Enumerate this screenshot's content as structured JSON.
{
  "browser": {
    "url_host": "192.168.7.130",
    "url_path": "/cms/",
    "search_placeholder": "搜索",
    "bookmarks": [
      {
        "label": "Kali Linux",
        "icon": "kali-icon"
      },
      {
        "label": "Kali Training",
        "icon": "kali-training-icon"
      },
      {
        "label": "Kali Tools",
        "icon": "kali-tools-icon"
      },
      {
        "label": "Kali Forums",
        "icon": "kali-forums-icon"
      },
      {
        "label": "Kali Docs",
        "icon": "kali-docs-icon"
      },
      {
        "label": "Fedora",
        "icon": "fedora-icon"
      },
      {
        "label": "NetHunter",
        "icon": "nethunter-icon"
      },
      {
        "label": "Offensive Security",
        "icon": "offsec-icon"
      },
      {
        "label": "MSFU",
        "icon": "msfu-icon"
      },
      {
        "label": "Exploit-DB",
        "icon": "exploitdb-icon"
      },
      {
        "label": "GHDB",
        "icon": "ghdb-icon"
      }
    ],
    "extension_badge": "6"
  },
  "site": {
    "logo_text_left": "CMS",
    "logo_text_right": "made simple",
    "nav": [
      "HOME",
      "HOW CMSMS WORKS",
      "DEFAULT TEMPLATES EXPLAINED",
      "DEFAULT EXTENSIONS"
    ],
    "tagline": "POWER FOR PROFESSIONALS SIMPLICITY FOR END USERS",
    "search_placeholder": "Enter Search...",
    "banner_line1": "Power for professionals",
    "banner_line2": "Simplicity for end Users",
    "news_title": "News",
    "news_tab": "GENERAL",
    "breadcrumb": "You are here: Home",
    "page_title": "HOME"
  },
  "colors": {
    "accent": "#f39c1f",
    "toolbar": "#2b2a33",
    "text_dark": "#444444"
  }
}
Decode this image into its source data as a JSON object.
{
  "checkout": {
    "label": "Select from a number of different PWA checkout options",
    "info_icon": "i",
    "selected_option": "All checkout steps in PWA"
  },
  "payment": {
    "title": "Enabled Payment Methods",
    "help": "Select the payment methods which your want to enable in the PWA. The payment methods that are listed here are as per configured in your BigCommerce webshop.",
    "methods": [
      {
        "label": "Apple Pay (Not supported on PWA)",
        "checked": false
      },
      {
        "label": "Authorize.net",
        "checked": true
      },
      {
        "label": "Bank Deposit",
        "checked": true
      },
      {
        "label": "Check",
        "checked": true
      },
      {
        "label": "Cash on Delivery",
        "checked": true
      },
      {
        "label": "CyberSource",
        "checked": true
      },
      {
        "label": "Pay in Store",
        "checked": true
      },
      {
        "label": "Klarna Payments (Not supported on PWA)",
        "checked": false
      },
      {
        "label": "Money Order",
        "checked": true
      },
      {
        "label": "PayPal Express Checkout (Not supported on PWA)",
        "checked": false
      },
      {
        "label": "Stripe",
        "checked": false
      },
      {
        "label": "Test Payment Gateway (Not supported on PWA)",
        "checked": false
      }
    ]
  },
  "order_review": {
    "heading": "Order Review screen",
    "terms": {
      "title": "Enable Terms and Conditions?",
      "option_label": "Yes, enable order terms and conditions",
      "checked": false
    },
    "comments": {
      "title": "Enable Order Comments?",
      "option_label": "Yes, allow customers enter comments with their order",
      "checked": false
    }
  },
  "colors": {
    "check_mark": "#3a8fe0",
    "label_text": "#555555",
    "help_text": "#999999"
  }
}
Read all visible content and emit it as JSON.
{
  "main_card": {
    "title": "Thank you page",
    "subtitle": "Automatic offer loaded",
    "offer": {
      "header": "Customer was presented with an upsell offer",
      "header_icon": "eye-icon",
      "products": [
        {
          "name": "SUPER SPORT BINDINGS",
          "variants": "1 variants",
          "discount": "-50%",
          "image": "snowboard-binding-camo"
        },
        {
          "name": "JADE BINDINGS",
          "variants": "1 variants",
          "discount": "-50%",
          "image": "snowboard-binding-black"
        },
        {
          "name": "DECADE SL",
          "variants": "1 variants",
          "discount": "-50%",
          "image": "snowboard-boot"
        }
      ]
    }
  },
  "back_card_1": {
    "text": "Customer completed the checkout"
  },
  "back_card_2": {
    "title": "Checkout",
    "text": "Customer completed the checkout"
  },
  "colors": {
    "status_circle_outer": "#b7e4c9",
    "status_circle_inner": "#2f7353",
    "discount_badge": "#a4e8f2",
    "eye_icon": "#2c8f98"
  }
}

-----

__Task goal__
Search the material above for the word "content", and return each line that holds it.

__Exercise output__
Enumerate this screenshot's content as structured JSON.
Read all visible content and emit it as JSON.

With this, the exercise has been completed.